Stored items:
....................
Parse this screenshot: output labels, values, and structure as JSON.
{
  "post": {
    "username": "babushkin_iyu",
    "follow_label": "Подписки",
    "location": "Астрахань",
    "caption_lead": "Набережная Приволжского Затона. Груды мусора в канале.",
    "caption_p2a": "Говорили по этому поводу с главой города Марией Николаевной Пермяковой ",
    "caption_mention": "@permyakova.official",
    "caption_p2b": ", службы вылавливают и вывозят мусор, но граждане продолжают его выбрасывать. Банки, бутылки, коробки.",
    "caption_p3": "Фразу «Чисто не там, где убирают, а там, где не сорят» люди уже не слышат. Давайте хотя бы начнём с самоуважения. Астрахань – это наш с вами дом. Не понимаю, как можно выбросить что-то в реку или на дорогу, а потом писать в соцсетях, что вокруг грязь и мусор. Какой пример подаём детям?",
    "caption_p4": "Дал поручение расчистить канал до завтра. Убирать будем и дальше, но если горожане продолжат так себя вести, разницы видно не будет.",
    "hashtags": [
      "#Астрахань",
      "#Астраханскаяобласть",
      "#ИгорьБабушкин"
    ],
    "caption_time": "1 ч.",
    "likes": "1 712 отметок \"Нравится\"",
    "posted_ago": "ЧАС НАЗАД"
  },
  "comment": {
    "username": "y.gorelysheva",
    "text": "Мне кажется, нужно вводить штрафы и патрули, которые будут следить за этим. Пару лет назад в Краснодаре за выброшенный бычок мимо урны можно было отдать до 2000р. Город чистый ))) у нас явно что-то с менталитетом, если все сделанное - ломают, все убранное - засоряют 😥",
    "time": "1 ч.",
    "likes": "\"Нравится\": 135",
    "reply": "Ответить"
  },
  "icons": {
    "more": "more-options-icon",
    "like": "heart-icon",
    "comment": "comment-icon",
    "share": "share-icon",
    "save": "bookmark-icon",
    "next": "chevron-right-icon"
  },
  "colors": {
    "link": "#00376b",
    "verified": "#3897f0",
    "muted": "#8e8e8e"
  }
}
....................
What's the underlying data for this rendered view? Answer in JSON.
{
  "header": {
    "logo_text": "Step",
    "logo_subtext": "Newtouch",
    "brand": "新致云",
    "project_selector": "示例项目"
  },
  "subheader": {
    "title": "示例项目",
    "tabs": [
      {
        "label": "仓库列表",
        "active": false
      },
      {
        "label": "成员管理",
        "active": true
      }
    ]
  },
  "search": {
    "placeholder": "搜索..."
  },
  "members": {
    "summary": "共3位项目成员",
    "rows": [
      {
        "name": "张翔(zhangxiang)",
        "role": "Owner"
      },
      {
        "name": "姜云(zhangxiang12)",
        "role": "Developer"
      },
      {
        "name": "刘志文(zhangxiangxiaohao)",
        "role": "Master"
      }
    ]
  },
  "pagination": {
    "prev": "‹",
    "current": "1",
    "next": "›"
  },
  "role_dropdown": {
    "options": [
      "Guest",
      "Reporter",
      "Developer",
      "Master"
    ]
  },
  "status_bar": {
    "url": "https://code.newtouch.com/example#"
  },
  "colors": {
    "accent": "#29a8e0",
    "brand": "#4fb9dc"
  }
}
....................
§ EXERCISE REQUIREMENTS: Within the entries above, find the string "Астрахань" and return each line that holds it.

§ FINISHED EXERCISE:
    "location": "Астрахань",
    "caption_p3": "Фразу «Чисто не там, где убирают, а там, где не сорят» люди уже не слышат. Давайте хотя бы начнём с самоуважения. Астрахань – это наш с вами дом. Не понимаю, как можно выбросить что-то в реку или на дорогу, а потом писать в соцсетях, что вокруг грязь и мусор. Какой пример подаём детям?",
      "#Астрахань",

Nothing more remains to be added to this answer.